**Exercise**.
Write out each entry once more so that it matches the original exactly.

**Task input**.
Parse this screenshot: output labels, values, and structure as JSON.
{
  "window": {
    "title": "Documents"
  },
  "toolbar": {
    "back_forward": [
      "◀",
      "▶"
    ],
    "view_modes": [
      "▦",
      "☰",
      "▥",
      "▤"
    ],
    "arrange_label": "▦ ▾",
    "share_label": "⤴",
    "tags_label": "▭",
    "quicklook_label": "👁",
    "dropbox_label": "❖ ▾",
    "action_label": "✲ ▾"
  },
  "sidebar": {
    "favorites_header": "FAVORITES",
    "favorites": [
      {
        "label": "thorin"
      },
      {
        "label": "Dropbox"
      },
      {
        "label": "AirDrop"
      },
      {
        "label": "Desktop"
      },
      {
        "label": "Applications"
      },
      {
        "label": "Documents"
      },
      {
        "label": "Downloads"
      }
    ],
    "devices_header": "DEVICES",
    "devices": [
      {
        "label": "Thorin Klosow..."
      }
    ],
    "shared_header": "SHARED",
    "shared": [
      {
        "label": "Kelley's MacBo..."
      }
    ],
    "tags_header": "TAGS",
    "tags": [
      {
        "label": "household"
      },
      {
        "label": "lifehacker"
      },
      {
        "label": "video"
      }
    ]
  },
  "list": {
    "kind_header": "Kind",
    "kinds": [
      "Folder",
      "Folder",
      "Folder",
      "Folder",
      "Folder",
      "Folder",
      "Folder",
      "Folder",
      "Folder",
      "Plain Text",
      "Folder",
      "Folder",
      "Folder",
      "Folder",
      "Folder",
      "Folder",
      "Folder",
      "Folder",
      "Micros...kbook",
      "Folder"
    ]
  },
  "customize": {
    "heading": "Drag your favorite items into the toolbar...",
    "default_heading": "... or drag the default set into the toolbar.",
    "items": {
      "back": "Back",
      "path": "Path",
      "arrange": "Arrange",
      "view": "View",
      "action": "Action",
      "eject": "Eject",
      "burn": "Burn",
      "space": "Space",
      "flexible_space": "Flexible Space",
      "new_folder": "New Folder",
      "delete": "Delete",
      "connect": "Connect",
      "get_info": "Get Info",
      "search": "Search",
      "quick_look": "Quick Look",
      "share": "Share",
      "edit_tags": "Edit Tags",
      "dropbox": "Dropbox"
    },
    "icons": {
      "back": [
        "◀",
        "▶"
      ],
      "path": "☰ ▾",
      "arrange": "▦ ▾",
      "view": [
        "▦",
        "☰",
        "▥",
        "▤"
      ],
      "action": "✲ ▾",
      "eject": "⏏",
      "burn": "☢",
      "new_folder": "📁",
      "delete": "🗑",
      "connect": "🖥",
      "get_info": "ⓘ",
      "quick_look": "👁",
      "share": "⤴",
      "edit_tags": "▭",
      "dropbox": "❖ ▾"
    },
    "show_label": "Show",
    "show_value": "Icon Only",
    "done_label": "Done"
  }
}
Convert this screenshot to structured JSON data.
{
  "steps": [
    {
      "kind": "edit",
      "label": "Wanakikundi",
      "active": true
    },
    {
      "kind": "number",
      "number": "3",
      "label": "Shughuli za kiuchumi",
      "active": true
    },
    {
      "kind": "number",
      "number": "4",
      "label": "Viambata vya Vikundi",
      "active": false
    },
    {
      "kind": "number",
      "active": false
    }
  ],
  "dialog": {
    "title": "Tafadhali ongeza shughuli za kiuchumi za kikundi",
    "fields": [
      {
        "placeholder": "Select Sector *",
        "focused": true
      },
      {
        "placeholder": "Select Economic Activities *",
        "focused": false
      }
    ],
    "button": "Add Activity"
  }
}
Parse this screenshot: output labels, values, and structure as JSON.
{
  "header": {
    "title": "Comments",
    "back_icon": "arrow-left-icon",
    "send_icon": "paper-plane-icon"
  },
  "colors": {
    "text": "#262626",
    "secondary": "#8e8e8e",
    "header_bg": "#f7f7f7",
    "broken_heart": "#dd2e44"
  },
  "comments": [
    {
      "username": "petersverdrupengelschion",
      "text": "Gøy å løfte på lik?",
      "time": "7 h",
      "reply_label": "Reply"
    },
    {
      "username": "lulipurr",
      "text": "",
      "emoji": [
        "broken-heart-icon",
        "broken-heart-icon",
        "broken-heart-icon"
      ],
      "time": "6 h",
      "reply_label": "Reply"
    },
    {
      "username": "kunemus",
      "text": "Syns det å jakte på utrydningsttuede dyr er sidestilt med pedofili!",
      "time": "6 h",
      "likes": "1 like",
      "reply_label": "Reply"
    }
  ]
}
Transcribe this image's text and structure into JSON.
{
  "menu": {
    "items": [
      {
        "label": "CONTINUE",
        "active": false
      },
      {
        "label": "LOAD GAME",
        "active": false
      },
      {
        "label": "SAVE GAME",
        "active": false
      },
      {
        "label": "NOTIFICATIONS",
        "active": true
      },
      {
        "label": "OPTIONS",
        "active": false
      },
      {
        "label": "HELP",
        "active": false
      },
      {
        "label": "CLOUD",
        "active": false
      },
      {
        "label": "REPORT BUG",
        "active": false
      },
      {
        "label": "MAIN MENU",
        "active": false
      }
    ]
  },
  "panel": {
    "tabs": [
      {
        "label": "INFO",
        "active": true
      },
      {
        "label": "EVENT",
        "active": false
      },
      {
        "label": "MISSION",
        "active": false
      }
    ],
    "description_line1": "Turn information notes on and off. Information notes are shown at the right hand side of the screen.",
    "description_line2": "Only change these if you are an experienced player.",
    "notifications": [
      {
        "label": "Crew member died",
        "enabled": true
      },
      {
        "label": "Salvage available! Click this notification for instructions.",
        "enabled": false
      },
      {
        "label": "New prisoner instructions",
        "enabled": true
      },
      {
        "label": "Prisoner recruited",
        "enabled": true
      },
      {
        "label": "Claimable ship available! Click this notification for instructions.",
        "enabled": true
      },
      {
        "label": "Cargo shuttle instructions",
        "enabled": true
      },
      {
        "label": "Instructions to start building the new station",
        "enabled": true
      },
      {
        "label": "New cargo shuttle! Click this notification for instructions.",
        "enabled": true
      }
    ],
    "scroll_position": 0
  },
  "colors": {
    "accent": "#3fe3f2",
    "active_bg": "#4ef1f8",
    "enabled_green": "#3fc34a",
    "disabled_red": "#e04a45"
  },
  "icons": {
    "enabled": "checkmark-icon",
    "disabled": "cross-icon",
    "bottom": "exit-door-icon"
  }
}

**Answer for the task**.
Parse this screenshot: output labels, values, and structure as JSON.
{
  "window": {
    "title": "Documents"
  },
  "toolbar": {
    "back_forward": [
      "◀",
      "▶"
    ],
    "view_modes": [
      "▦",
      "☰",
      "▥",
      "▤"
    ],
    "arrange_label": "▦ ▾",
    "share_label": "⤴",
    "tags_label": "▭",
    "quicklook_label": "👁",
    "dropbox_label": "❖ ▾",
    "action_label": "✲ ▾"
  },
  "sidebar": {
    "favorites_header": "FAVORITES",
    "favorites": [
      {
        "label": "thorin"
      },
      {
        "label": "Dropbox"
      },
      {
        "label": "AirDrop"
      },
      {
        "label": "Desktop"
      },
      {
        "label": "Applications"
      },
      {
        "label": "Documents"
      },
      {
        "label": "Downloads"
      }
    ],
    "devices_header": "DEVICES",
    "devices": [
      {
        "label": "Thorin Klosow..."
      }
    ],
    "shared_header": "SHARED",
    "shared": [
      {
        "label": "Kelley's MacBo..."
      }
    ],
    "tags_header": "TAGS",
    "tags": [
      {
        "label": "household"
      },
      {
        "label": "lifehacker"
      },
      {
        "label": "video"
      }
    ]
  },
  "list": {
    "kind_header": "Kind",
    "kinds": [
      "Folder",
      "Folder",
      "Folder",
      "Folder",
      "Folder",
      "Folder",
      "Folder",
      "Folder",
      "Folder",
      "Plain Text",
      "Folder",
      "Folder",
      "Folder",
      "Folder",
      "Folder",
      "Folder",
      "Folder",
      "Folder",
      "Micros...kbook",
      "Folder"
    ]
  },
  "customize": {
    "heading": "Drag your favorite items into the toolbar...",
    "default_heading": "... or drag the default set into the toolbar.",
    "items": {
      "back": "Back",
      "path": "Path",
      "arrange": "Arrange",
      "view": "View",
      "action": "Action",
      "eject": "Eject",
      "burn": "Burn",
      "space": "Space",
      "flexible_space": "Flexible Space",
      "new_folder": "New Folder",
      "delete": "Delete",
      "connect": "Connect",
      "get_info": "Get Info",
      "search": "Search",
      "quick_look": "Quick Look",
      "share": "Share",
      "edit_tags": "Edit Tags",
      "dropbox": "Dropbox"
    },
    "icons": {
      "back": [
        "◀",
        "▶"
      ],
      "path": "☰ ▾",
      "arrange": "▦ ▾",
      "view": [
        "▦",
        "☰",
        "▥",
        "▤"
      ],
      "action": "✲ ▾",
      "eject": "⏏",
      "burn": "☢",
      "new_folder": "📁",
      "delete": "🗑",
      "connect": "🖥",
      "get_info": "ⓘ",
      "quick_look": "👁",
      "share": "⤴",
      "edit_tags": "▭",
      "dropbox": "❖ ▾"
    },
    "show_label": "Show",
    "show_value": "Icon Only",
    "done_label": "Done"
  }
}
Convert this screenshot to structured JSON data.
{
  "steps": [
    {
      "kind": "edit",
      "label": "Wanakikundi",
      "active": true
    },
    {
      "kind": "number",
      "number": "3",
      "label": "Shughuli za kiuchumi",
      "active": true
    },
    {
      "kind": "number",
      "number": "4",
      "label": "Viambata vya Vikundi",
      "active": false
    },
    {
      "kind": "number",
      "active": false
    }
  ],
  "dialog": {
    "title": "Tafadhali ongeza shughuli za kiuchumi za kikundi",
    "fields": [
      {
        "placeholder": "Select Sector *",
        "focused": true
      },
      {
        "placeholder": "Select Economic Activities *",
        "focused": false
      }
    ],
    "button": "Add Activity"
  }
}
Parse this screenshot: output labels, values, and structure as JSON.
{
  "header": {
    "title": "Comments",
    "back_icon": "arrow-left-icon",
    "send_icon": "paper-plane-icon"
  },
  "colors": {
    "text": "#262626",
    "secondary": "#8e8e8e",
    "header_bg": "#f7f7f7",
    "broken_heart": "#dd2e44"
  },
  "comments": [
    {
      "username": "petersverdrupengelschion",
      "text": "Gøy å løfte på lik?",
      "time": "7 h",
      "reply_label": "Reply"
    },
    {
      "username": "lulipurr",
      "text": "",
      "emoji": [
        "broken-heart-icon",
        "broken-heart-icon",
        "broken-heart-icon"
      ],
      "time": "6 h",
      "reply_label": "Reply"
    },
    {
      "username": "kunemus",
      "text": "Syns det å jakte på utrydningsttuede dyr er sidestilt med pedofili!",
      "time": "6 h",
      "likes": "1 like",
      "reply_label": "Reply"
    }
  ]
}
Transcribe this image's text and structure into JSON.
{
  "menu": {
    "items": [
      {
        "label": "CONTINUE",
        "active": false
      },
      {
        "label": "LOAD GAME",
        "active": false
      },
      {
        "label": "SAVE GAME",
        "active": false
      },
      {
        "label": "NOTIFICATIONS",
        "active": true
      },
      {
        "label": "OPTIONS",
        "active": false
      },
      {
        "label": "HELP",
        "active": false
      },
      {
        "label": "CLOUD",
        "active": false
      },
      {
        "label": "REPORT BUG",
        "active": false
      },
      {
        "label": "MAIN MENU",
        "active": false
      }
    ]
  },
  "panel": {
    "tabs": [
      {
        "label": "INFO",
        "active": true
      },
      {
        "label": "EVENT",
        "active": false
      },
      {
        "label": "MISSION",
        "active": false
      }
    ],
    "description_line1": "Turn information notes on and off. Information notes are shown at the right hand side of the screen.",
    "description_line2": "Only change these if you are an experienced player.",
    "notifications": [
      {
        "label": "Crew member died",
        "enabled": true
      },
      {
        "label": "Salvage available! Click this notification for instructions.",
        "enabled": false
      },
      {
        "label": "New prisoner instructions",
        "enabled": true
      },
      {
        "label": "Prisoner recruited",
        "enabled": true
      },
      {
        "label": "Claimable ship available! Click this notification for instructions.",
        "enabled": true
      },
      {
        "label": "Cargo shuttle instructions",
        "enabled": true
      },
      {
        "label": "Instructions to start building the new station",
        "enabled": true
      },
      {
        "label": "New cargo shuttle! Click this notification for instructions.",
        "enabled": true
      }
    ],
    "scroll_position": 0
  },
  "colors": {
    "accent": "#3fe3f2",
    "active_bg": "#4ef1f8",
    "enabled_green": "#3fc34a",
    "disabled_red": "#e04a45"
  },
  "icons": {
    "enabled": "checkmark-icon",
    "disabled": "cross-icon",
    "bottom": "exit-door-icon"
  }
}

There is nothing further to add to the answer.